Information provided:
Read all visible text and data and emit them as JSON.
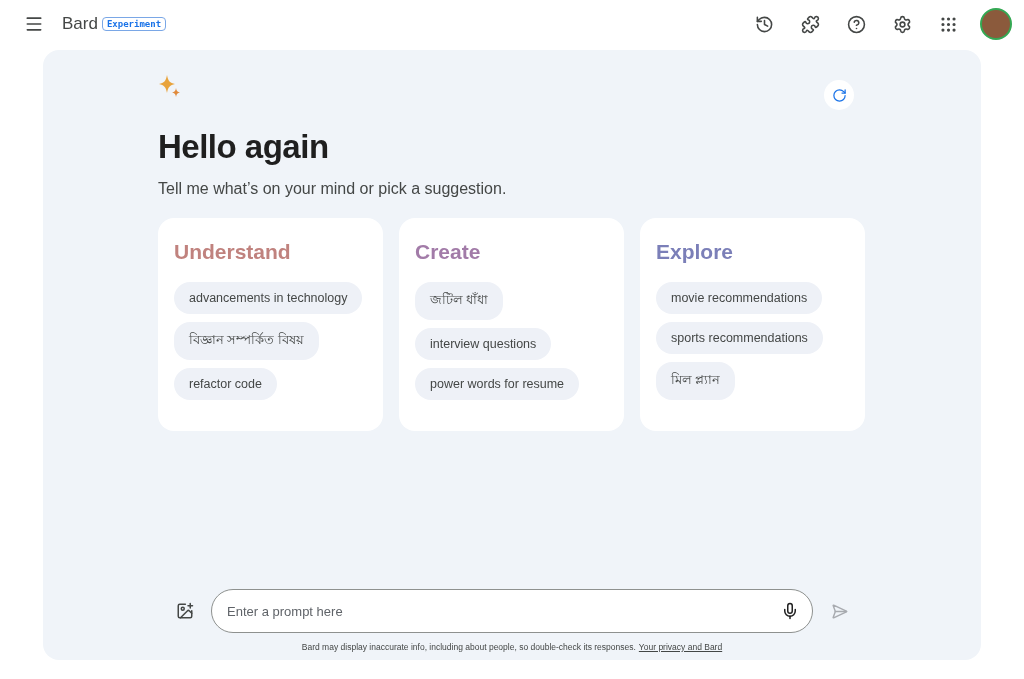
{
  "header": {
    "product": "Bard",
    "badge": "Experiment"
  },
  "greeting": {
    "title": "Hello again",
    "subtitle": "Tell me what’s on your mind or pick a suggestion."
  },
  "cards": [
    {
      "title": "Understand",
      "color": "#c0827e",
      "suggestions": [
        "advancements in technology",
        "বিজ্ঞান সম্পর্কিত বিষয়",
        "refactor code"
      ]
    },
    {
      "title": "Create",
      "color": "#a27ba8",
      "suggestions": [
        "জটিল ধাঁধা",
        "interview questions",
        "power words for resume"
      ]
    },
    {
      "title": "Explore",
      "color": "#7b7fb8",
      "suggestions": [
        "movie recommendations",
        "sports recommendations",
        "মিল প্ল্যান"
      ]
    }
  ],
  "prompt": {
    "placeholder": "Enter a prompt here"
  },
  "footer": {
    "disclaimer": "Bard may display inaccurate info, including about people, so double-check its responses.",
    "link": "Your privacy and Bard"
  }
}
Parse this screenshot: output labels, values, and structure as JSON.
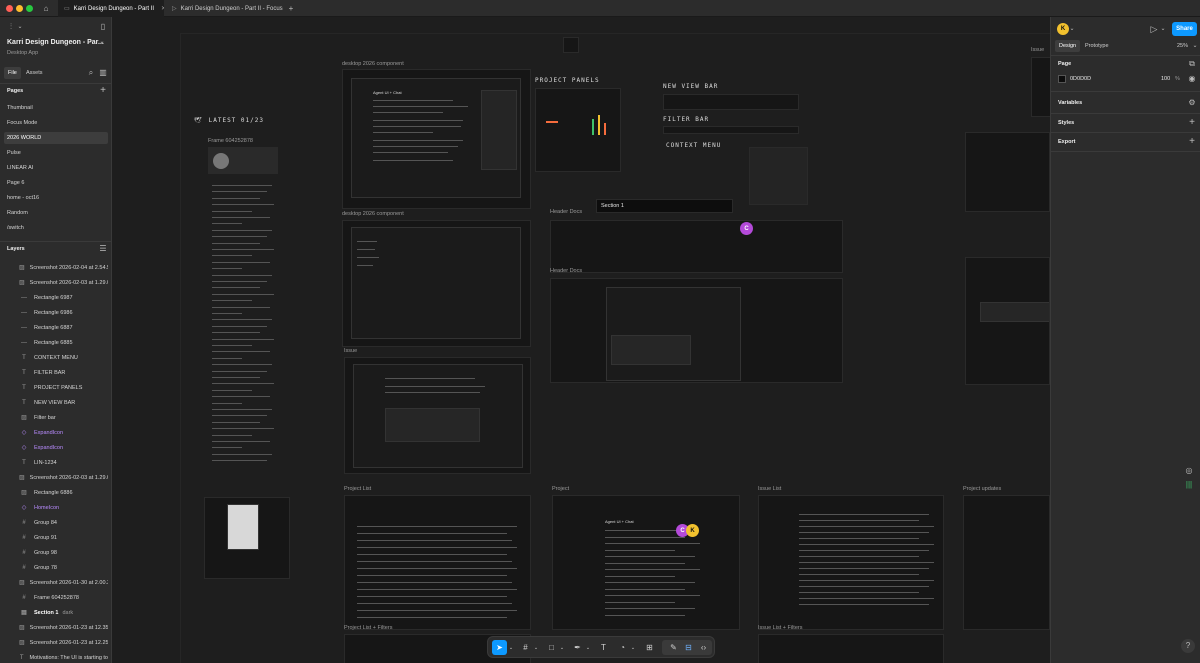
{
  "tabs": {
    "home_icon": "home-icon",
    "tab1": "Karri Design Dungeon - Part II",
    "tab2": "Karri Design Dungeon - Part II - Focus"
  },
  "left_panel": {
    "project_title": "Karri Design Dungeon - Par...",
    "project_subtitle": "Desktop App",
    "file_tabs": [
      "File",
      "Assets"
    ],
    "pages_heading": "Pages",
    "pages": [
      "Thumbnail",
      "Focus Mode",
      "2026 WORLD",
      "Pulse",
      "LINEAR AI",
      "Page 6",
      "home - oct16",
      "Random",
      "/switch"
    ],
    "selected_page": "2026 WORLD",
    "layers_heading": "Layers",
    "layers": [
      {
        "icon": "image-icon",
        "label": "Screenshot 2026-02-04 at 2.54.5"
      },
      {
        "icon": "image-icon",
        "label": "Screenshot 2026-02-03 at 1.29.0"
      },
      {
        "icon": "line-icon",
        "label": "Rectangle 6987"
      },
      {
        "icon": "line-icon",
        "label": "Rectangle 6986"
      },
      {
        "icon": "line-icon",
        "label": "Rectangle 6887"
      },
      {
        "icon": "line-icon",
        "label": "Rectangle 6885"
      },
      {
        "icon": "text-icon",
        "label": "CONTEXT MENU"
      },
      {
        "icon": "text-icon",
        "label": "FILTER BAR"
      },
      {
        "icon": "text-icon",
        "label": "PROJECT PANELS"
      },
      {
        "icon": "text-icon",
        "label": "NEW VIEW BAR"
      },
      {
        "icon": "image-icon",
        "label": "Filter bar"
      },
      {
        "icon": "component-icon",
        "label": "ExpandIcon"
      },
      {
        "icon": "component-icon",
        "label": "ExpandIcon"
      },
      {
        "icon": "text-icon",
        "label": "LIN-1234"
      },
      {
        "icon": "image-icon",
        "label": "Screenshot 2026-02-03 at 1.29.0"
      },
      {
        "icon": "image-icon",
        "label": "Rectangle 6886"
      },
      {
        "icon": "component-icon",
        "label": "HomeIcon"
      },
      {
        "icon": "frame-icon",
        "label": "Group 84"
      },
      {
        "icon": "frame-icon",
        "label": "Group 91"
      },
      {
        "icon": "frame-icon",
        "label": "Group 98"
      },
      {
        "icon": "frame-icon",
        "label": "Group 78"
      },
      {
        "icon": "image-icon",
        "label": "Screenshot 2026-01-30 at 2.00.3"
      },
      {
        "icon": "frame-icon",
        "label": "Frame 604252878"
      },
      {
        "icon": "section-icon",
        "label": "Section 1",
        "suffix": "dark"
      },
      {
        "icon": "image-icon",
        "label": "Screenshot 2026-01-23 at 12.35.2"
      },
      {
        "icon": "image-icon",
        "label": "Screenshot 2026-01-23 at 12.25.5"
      },
      {
        "icon": "text-icon",
        "label": "Motivations: The UI is starting to"
      }
    ]
  },
  "canvas": {
    "labels": {
      "desktop1": "desktop 2026 component",
      "desktop2": "desktop 2026 component",
      "project_panels": "PROJECT PANELS",
      "new_view_bar": "NEW VIEW BAR",
      "filter_bar": "FILTER BAR",
      "context_menu": "CONTEXT MENU",
      "section1": "Section 1",
      "header_docs1": "Header Docs",
      "header_docs2": "Header Docs",
      "issue_top": "Issue",
      "issue": "Issue",
      "latest": "LATEST 01/23",
      "frame_label": "Frame 604252878",
      "project_list": "Project List",
      "project": "Project",
      "issue_list": "Issue List",
      "project_updates": "Project updates",
      "project_list_filters": "Project List + Filters",
      "issue_list_filters": "Issue List + Filters",
      "agent_chat": "Agent UI + Chat",
      "agent_chat2": "Agent UI + Chat"
    },
    "cursors": [
      {
        "letter": "C",
        "color": "#b44ad9"
      },
      {
        "letter": "C",
        "color": "#b44ad9"
      },
      {
        "letter": "K",
        "color": "#f2c12e"
      }
    ]
  },
  "right_panel": {
    "avatar_letter": "K",
    "share_label": "Share",
    "tabs": [
      "Design",
      "Prototype"
    ],
    "zoom": "25%",
    "page_heading": "Page",
    "page_color": "0D0D0D",
    "page_opacity": "100",
    "percent": "%",
    "sections": [
      "Variables",
      "Styles",
      "Export"
    ],
    "help": "?"
  },
  "toolbar": {
    "tools": [
      "move-icon",
      "frame-icon",
      "rectangle-icon",
      "pen-icon",
      "text-icon",
      "shape-icon",
      "components-icon",
      "dev-mode-icon",
      "grid-icon",
      "code-icon"
    ]
  },
  "colors": {
    "accent": "#0d99ff",
    "component": "#b98cff",
    "panel": "#2c2c2c",
    "canvas": "#1e1e1e"
  }
}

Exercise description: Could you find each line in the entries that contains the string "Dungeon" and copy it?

Answer area:
    "tab1": "Karri Design Dungeon - Part II",
    "tab2": "Karri Design Dungeon - Part II - Focus"
    "project_title": "Karri Design Dungeon - Par...",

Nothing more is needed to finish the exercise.